We have three types of physical join algorithms in SQL Server: hash, nested loops and merge. Adaptive join allows SQL Server automatically choose an actual physical algorithm on the fly between the first two – hash (HM) and nested loops (NL).
NL has two join strategies – naive nested loops join (inner loop scans the whole inner table or index) and index nested loops join (index on the join column of the inner table is used to find necessary rows and then those rows are applied to the outer row, also called Nested Loops Apply). Typically, the second one performs very well if you have rather small input on the outer side and indexed rather big input on the inner side.
HM is more universal and uses hash algorithms to match rows, so no indexes are necessary. You may refer to my blog post Hash Join Execution Internals for more details.
Adaptive Join starts execution as a Hash Join. It consumes all the input of the build phase and looks at the adaptive join threshold, if the number of rows is more or equal this threshold it will continue as a hash join. However, if the number of rows is less than this threshold, it will switch to a NL.
If you want to get a better understanding of how adaptive joins works, Dmitry’s post is a great start.
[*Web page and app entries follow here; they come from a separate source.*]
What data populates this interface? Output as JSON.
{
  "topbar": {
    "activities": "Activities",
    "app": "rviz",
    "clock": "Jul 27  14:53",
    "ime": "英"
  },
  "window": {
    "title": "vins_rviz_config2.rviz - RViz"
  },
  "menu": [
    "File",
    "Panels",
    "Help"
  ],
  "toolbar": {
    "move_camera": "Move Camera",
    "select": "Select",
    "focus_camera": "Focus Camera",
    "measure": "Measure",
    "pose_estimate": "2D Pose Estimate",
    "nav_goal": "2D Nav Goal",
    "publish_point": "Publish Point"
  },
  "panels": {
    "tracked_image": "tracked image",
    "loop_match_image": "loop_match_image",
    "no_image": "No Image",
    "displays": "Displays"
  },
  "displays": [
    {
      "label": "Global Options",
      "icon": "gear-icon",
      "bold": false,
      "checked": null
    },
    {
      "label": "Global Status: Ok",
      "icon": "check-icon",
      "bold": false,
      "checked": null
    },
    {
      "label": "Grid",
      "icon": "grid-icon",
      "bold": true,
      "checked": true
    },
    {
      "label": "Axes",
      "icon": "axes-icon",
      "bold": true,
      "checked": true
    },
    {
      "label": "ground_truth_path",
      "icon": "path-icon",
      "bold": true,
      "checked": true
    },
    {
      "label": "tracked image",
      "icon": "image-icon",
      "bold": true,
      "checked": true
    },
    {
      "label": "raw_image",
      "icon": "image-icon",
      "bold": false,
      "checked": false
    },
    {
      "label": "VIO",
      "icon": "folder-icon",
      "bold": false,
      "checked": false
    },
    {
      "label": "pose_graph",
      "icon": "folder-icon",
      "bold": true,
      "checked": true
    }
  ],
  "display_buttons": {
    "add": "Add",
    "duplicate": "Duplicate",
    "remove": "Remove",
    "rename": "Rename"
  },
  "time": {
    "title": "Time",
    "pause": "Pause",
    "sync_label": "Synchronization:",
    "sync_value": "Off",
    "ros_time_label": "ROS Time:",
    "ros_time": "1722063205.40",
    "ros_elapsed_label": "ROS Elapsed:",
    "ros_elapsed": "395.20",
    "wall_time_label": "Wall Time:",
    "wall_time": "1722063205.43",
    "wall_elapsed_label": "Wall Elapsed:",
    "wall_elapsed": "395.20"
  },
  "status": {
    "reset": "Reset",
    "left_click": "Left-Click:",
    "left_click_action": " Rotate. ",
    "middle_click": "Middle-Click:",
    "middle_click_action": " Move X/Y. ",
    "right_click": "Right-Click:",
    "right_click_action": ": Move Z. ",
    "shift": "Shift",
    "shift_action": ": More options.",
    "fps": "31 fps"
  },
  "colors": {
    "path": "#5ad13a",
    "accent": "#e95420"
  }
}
If you’re an experienced SQL tuner, you’ll notice some issues with this statement. First off the query has not one but two table variables. It’s generally better to use temp tables because table variables don’t have good statistics by default. Secondly, the statement uses a MERGE statement. The MERGE statement has had more than it’s fair share of issues. See Aaron’s Bertrand’s post “Use Caution with SQL Server’s MERGE Statement” for more details on those issues.
But that got me wondering, why would the EF team use SQL features that perform so poorly? So I decided to take a closer look at the SQL statement. Just so you know the code that was used to generate the SQL saves three entities (Katana, Kama, and Tessen) to the database in batch. (Julie used a Samurai theme so I just continued with it.)
Yeah…I’m not liking the MERGE statement very much here.